Even so, international support for the coca plant
seems unlikely in the near future.
The origin and use of the coca plant
in South America have long been debated in anthropology, botany, medicine and Latin American politics.
The difference is that Morales, aside from being an authentic leader, defends the cultivation of the coca plant
in his country, but has been very clear when he says that "growing coca is not the same as drug-trafficking.
a coca plant
growing in the garden of a woman who used the leaves to treat her son's medical condition.
The coca plant
has a thousand-year history in Bolivia, but it is also the basis for cocaine.
He said 300,000 hectares of rainforest are destroyed each year in Colombia to clear land for coca plant
cultivation, which is largely controlled by illegal groups such as the left-wing guerilla organisation FARC.
The coca plant
, from which cocaine is derived, has many uses in traditional Andean culture.
In the Andes, the coca plant

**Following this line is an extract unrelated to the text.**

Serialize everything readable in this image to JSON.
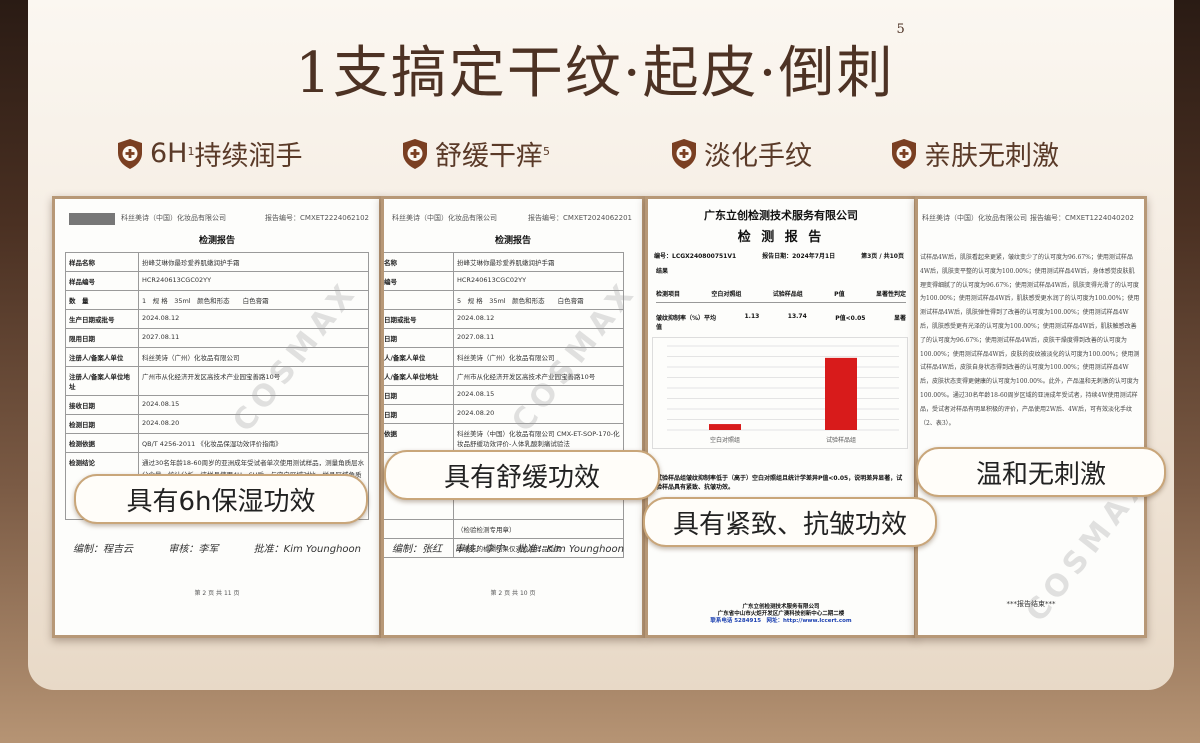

has been used for thousands of years as a medicine, and even farmed by the Incas.
95) will appeal to grades 5-7 with its 104 pages of detail on cocaine use, from the history of the coca plant
and the effects cocaine has on the body to addiction and treatment issues.
The drug is extracted from the leaves of the coca plant
found in South America.
The Congressional Research Service reports that 90% of the chemicals used to convert the medicinal and spiritual coca plant
into a narcotic are manufactured in the US, with the remaining 10% manufactured in Europe, not Latin America.
As a follow up to your article "The Drug War on the Amazon," (Currents, November/December 2004), I would suggest Wired magazine's "The Mystery of the Coca Plant
That Wouldn't Die" by Joshua Davis (www.